We make sure we offer different opportunities. The biggest one we had recently was the Bag jump. We had that down in Thredbo for the entire winter season – and we’re bringing it up here for the summer. It’s basically a 20m by 20m, 2.5 m high inflatable cushion. We get people to launch and do absolutely whatever they want so that they’ll still be able to land safely.
It’s worked out really well for the Australian skateboarding and ski community; being able to learn tricks that they wouldn’t normally do or would have taken them maybe two or three seasons to learn the progression of that trick… Whereas by offering them an air bag to jump on they’re able to learn it in a weekend.
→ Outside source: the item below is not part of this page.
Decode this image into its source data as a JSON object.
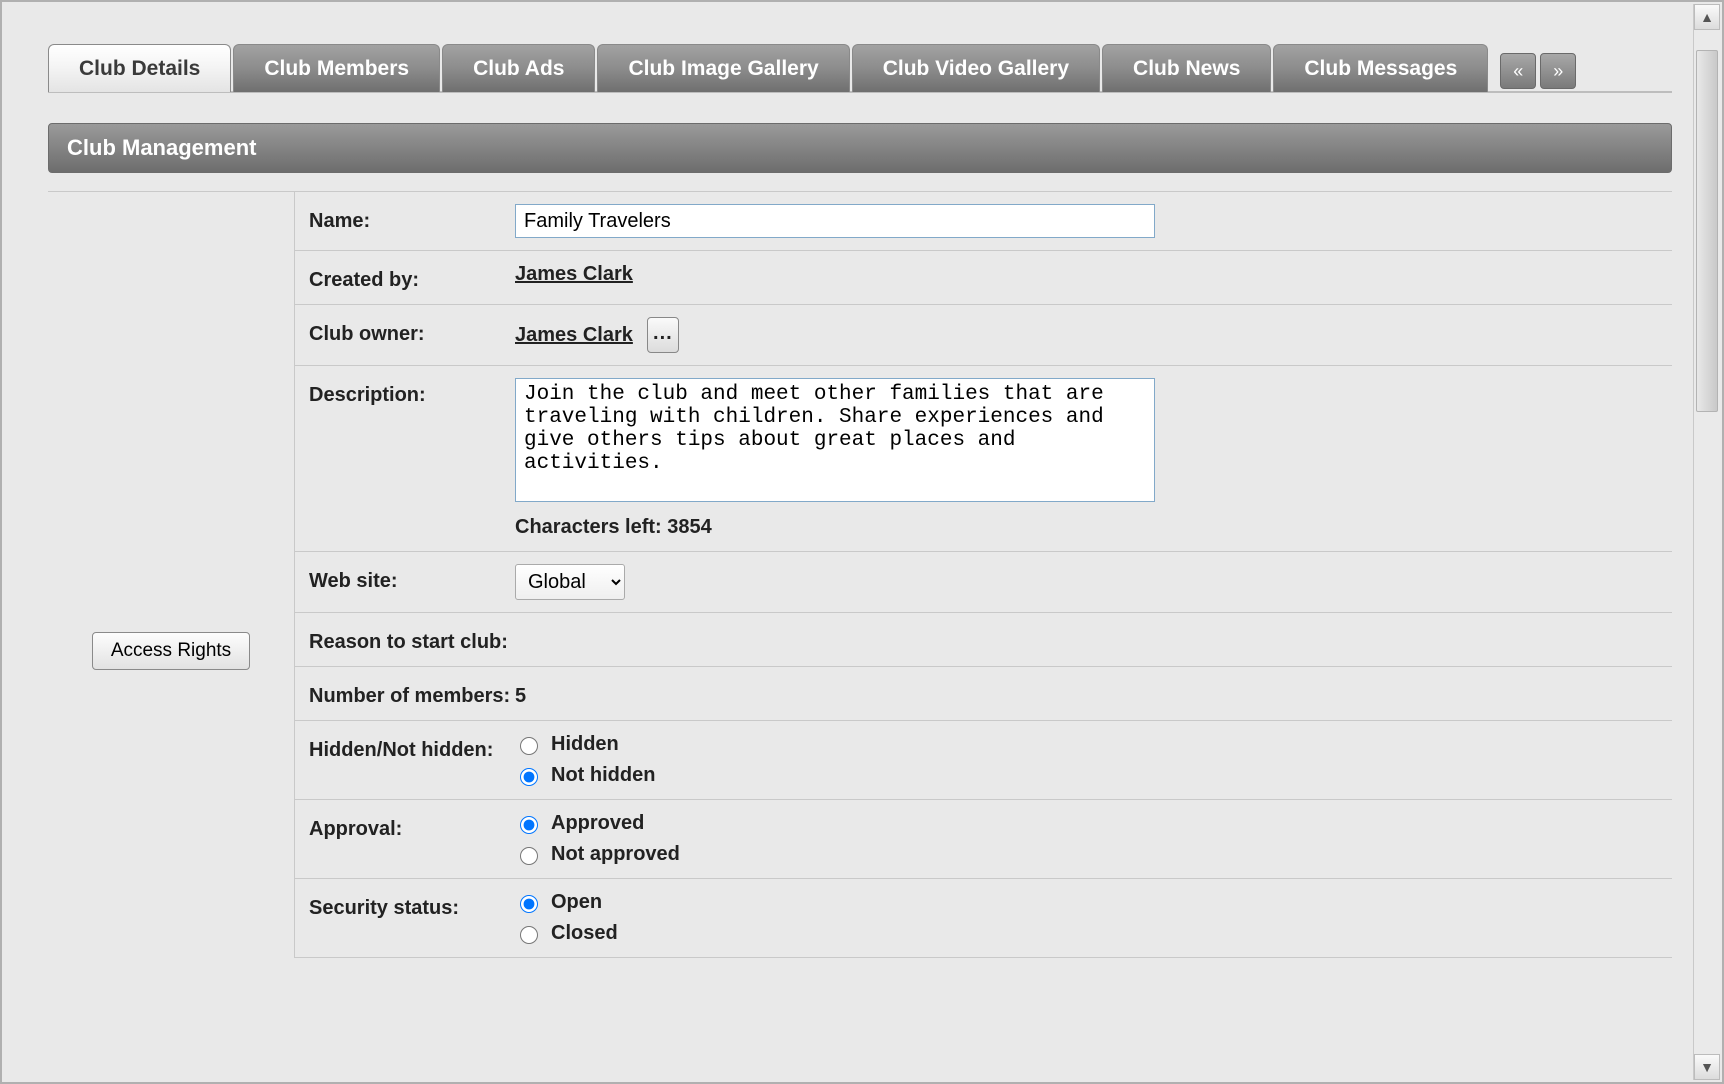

How do you see the role of extreme sports here in Australia? We try and lose the label ‘extreme’; I think it’s more an action sport now. It’s the natural evolution of sport… watched by more people, participated in by more people and enjoyed by more people than any other sport; and although it’s still considered a fringe activity or a hobby sport, it’s gaining in popularity to the point where traditional sports enthusiasts can’t turn a blind eye to it anymore.
Today, with the iSkate program we actually provide skateboarding as part of the school curriculum. So instead of choosing cricket, or tennis, kids can choose skateboarding.
How important is it to have such a site here in Sydney – and Australia for that matter? I think it needs to happen to ensure that the sport grows properly. I always liken it to say if swimming and skateboarding were swapped. Let’s say skateboarding was already integrated into society: there were programs already available, there were facilities that were maintained, funding was provided to ensure that they ran well – so that’s what would happen with a skate park right… And then you’ve got swimming, that’s just come onto the scene and all these councils are like ‘well let’s just put in a swimming pool and see what happens’… they would never put a swimming pool in and just walk away. And that’s what councils and communities are doing, they’re putting up skate parks and just going ‘cool, that’s our tick in the box, we’ve met the needs of the youth of our community.’ But that’s not it. They don’t realise that there needs to be programming involved and that’s where iSkate Australia and where Monster comes in. That’s the real point of difference. People walk in and they think there’ll be attitudes and egos, but then they see everybody having a good time, having fun and learning. And these kids showing off these amazing athletic skills… They think ‘this is nuts – there’s nothing like this!’ It’s really nice to hear that, because you realise you’re creating something special here.
Can you tell us of any notable local and international skating pros that have visited the park? We’ve got Tony Hawk coming in six weeks. He’s already been here before, last year, and he put on a great show. We get internationals coming in all the time… I could drop a bunch of names, but nobody will really know them. You can’t get bigger than Tony Hawk.
Located on Grande Parade, Sydney Olympic Park, NSW.
You could win the Ray-Ban Rare Prints artwork from the venue by just tweeting about Monster Skate Park to #raybanrare.
Title Image by Mark Metcalfe via Getty